For Amethyst Dwyer, the New Deal Cafe in Greenbelt is like home. 

“It’s just fantastic,” said Dwyer, the cafe’s bar manager and music coordinator. “It’s a wonderful space that we are working very hard to maintain.”

As a cooperative, restaurant and bar that acts as a small music and art venue, New Deal Cafe is a vibrant space for patrons to enjoy. Everything changed, though, when it had to close due to the coronavirus pandemic, making the decision just days before Maryland Gov. Larry Hogan ordered the state’s restaurants and bars to close in March, Dwyer said.

Despite the monthslong closure, the cafe won three awards in the Washington City Paper’s Best of D.C. contest, including “Best Place to Experience Local Music.” The cafe received some government funds and reopened July 30 with patio seating only, and now it’s open with limited indoor seating. 

However, Dwyer said, the cafe is still struggling to stay afloat with less indoor seating and no in-restaurant music performances. Per Prince George’s County regulations, restaurants can’t have more than 50 guests indoors, and tables outdoors must be at least six feet apart — making for less customers.  

But in spite of the challenges, the New Deal Cafe is hoping to stay a community fixture for years to come, thanks to the help of the cafe’s supporters and a new online auction.

[For those raised in College Park’s Lakeland, the wounds left by its destruction remain]

Arlene Kaminsky, a self-described “fan” of New Deal, saw the cafe’s need early on in the pandemic and volunteered to plan a benefit auction to help raise money. She first went to the cafe a few years ago.

Kaminsky has coordinated auctions before, but never online. She said she figured this auction would be easier because she didn’t have to get a venue, food or drinks.

The “Let’s Make A New Deal” virtual auction carried more than 150 items; some musicians even donated music lessons. It opened on Sept. 7, and in its last few days, the auction has already met more than 80 percent of its $15,000 goal.

“The community is amazing and the support that kept going was unbelievable,” Kaminsky said. “I don’t think it would have been as successful as it is, without those people, that particular community of people. The donors, the musicians, the artists just gave themselves in any way they could.”

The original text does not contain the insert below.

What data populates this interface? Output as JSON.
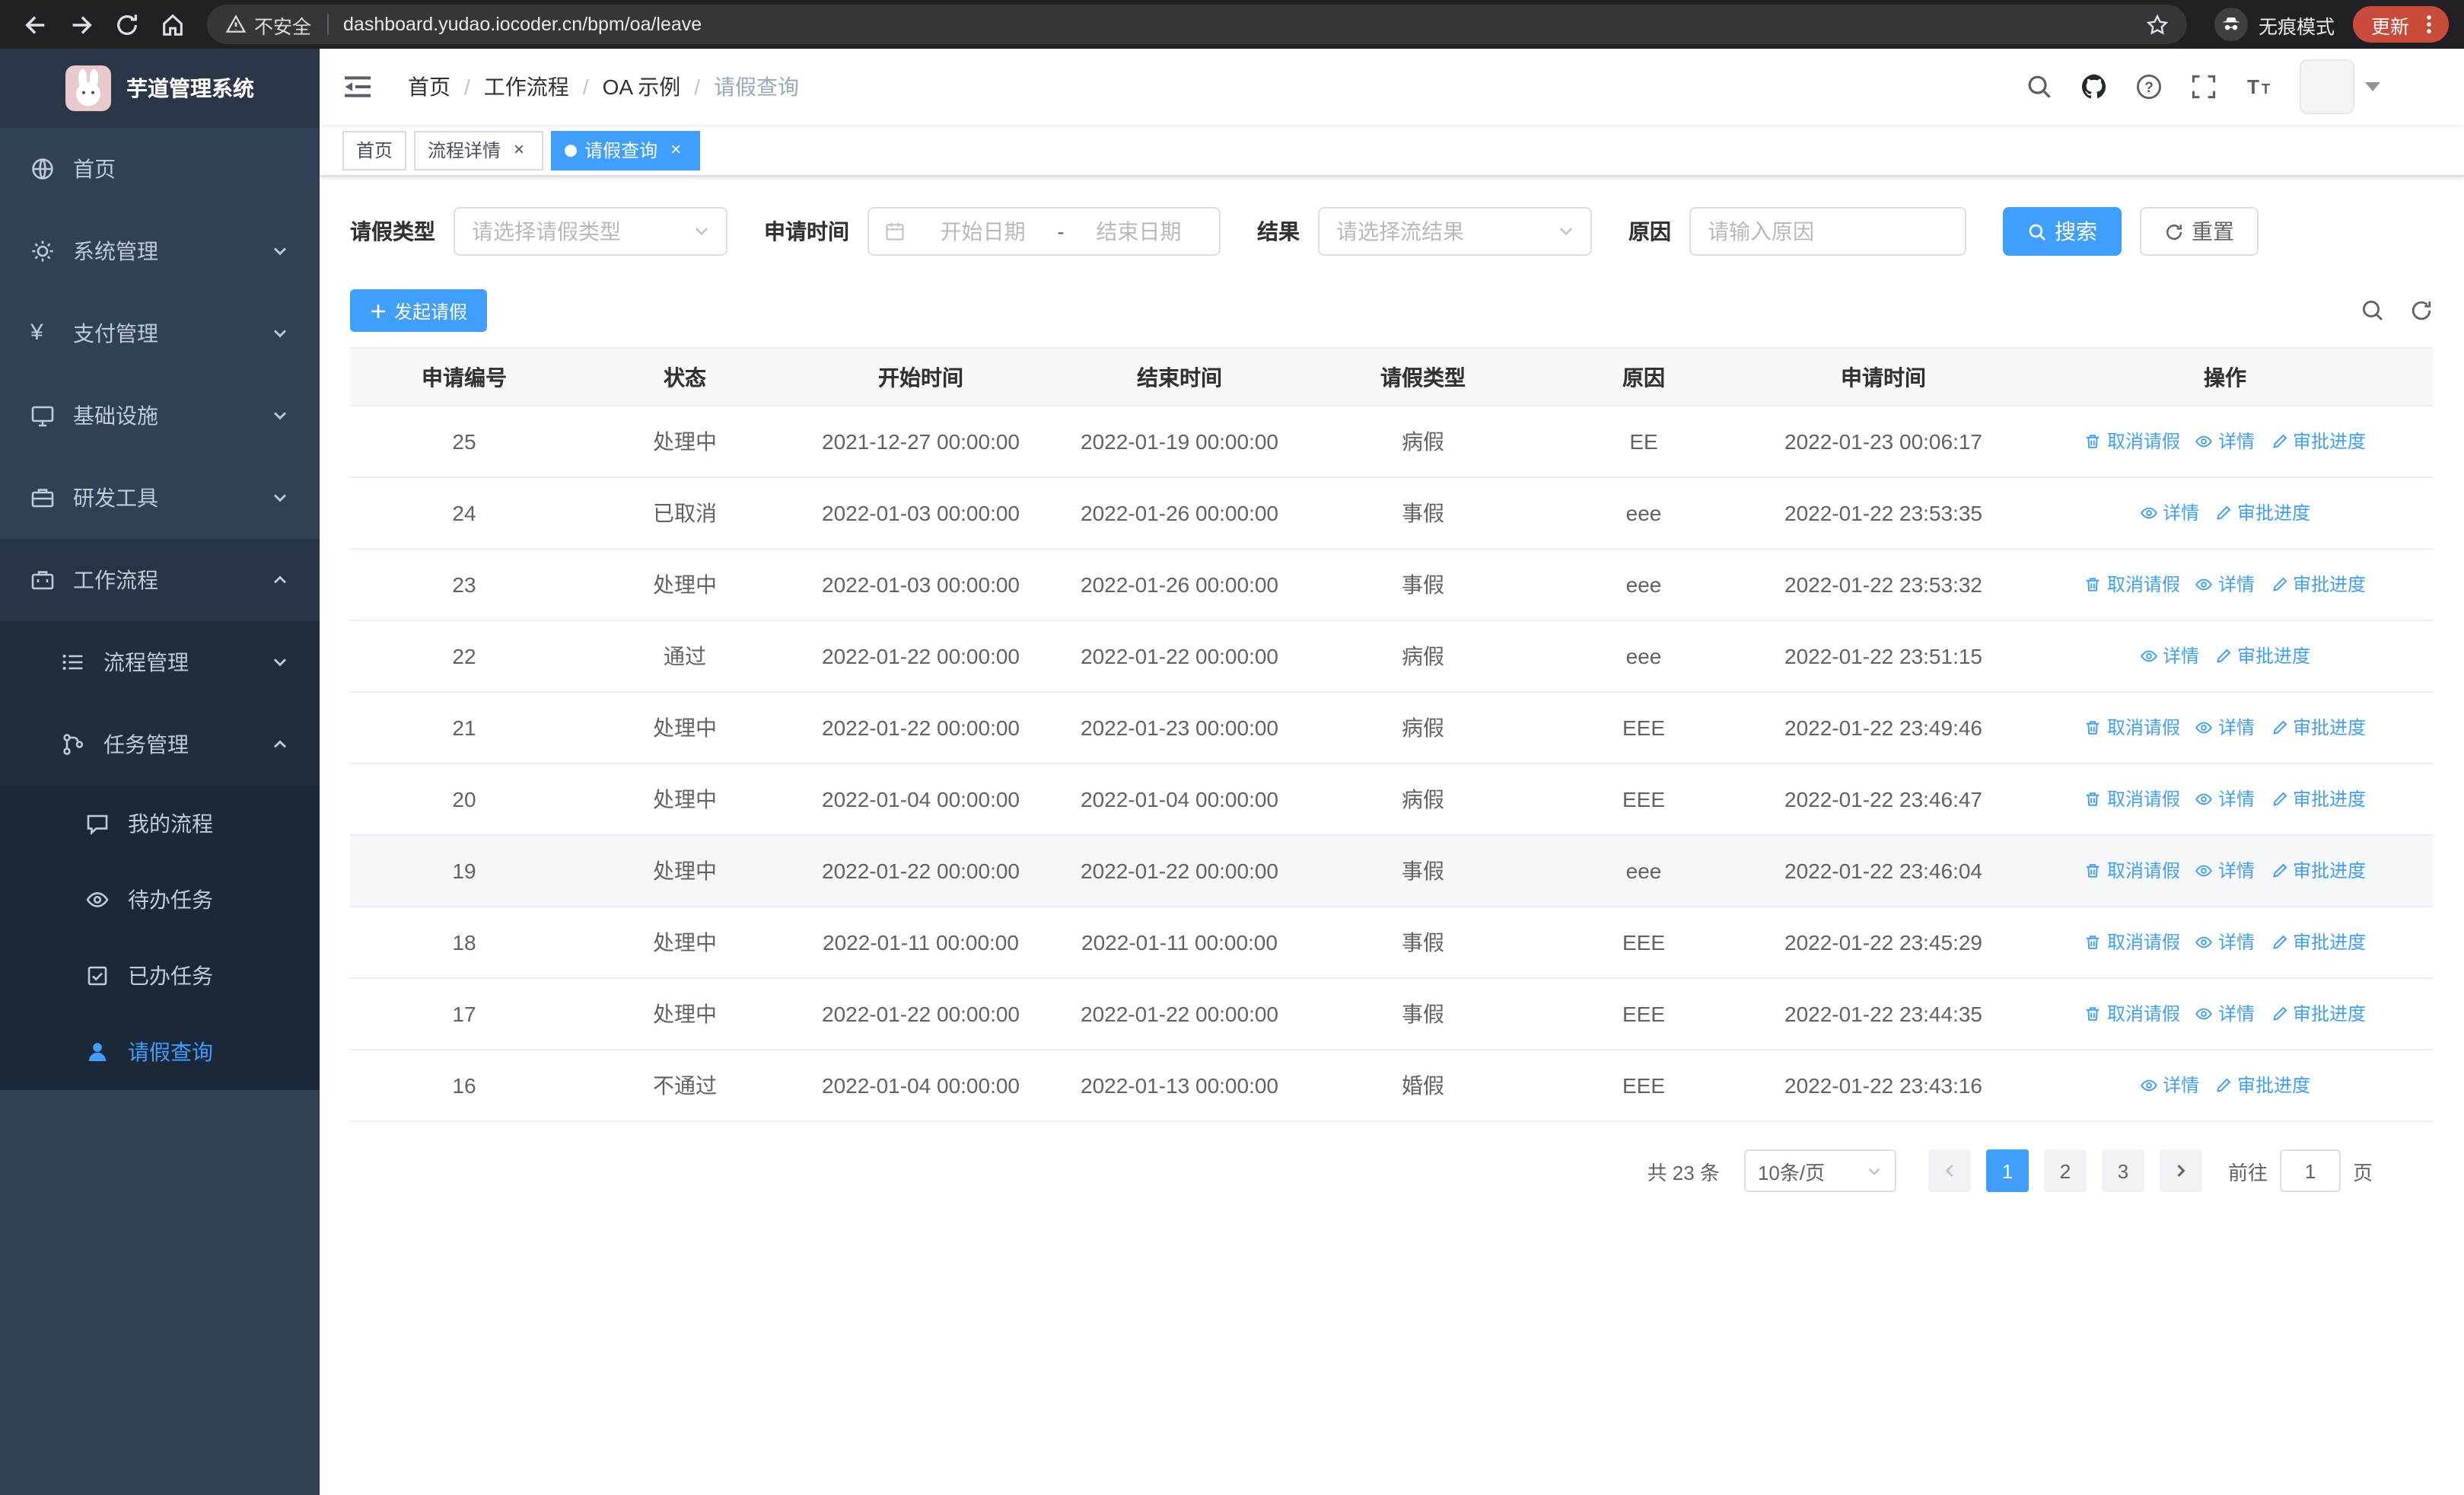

With the pandemic also impacting other businesses and organizations, getting donations was challenging for Kaminsky, but they were excited to have the Beltway Plaza Mall sponsor the auction, she said. 

Dwyer said that she’s been thrilled by the auction’s effect. When she first heard the idea, she knew it could really make an impact, she said.

It’s also great, Dwyer said, because those who contribute can really feel like they’re a part of helping New Deal survive. At its core, that’s what the cafe is to her — a place where everyone can feel included.

“It’s the space that is open to anyone and everyone. It’s a community living room, where you know you can go and hang out and meet friends,” Dwyer said. “It’s a wonderful place for people to connect, just as human beings.”

[College Park farmers market vendors adjust to COVID-19 restrictions]

Mark Cheater, a member of the cafe’s board of directors, added that donations are the “lifeblood” of the business now.

Cheater played as a percussionist with his band monthly at New Deal Cafe before filling a vacant seat on the board a year and a half ago. He’s played at the cafe with three or four different bands, dating back about 10 years, he said. Cheater and his girlfriend moved from Washington to Greenbelt because of the cafe. In his time with the venue, this is the biggest challenge he has seen. 

“Restaurants, typically, in the best of times, operate on a razor-thin margin,” he said. “And we just got the rug pulled out from under us.”

Nonetheless, Cheater said the New Deal Cafe is now celebrating 25 years of being open, and they hope they will get 25 more years.

Dwyer said she is thankful for Kaminsky, because she has “taken the bull by its horns” in coordinating the auction. The support of the community, she said, has been their saving grace.

“Everyone is a part of keeping the cafe alive,” Dwyer said. “My saying now is, ‘Long live the New Deal Cafe.’”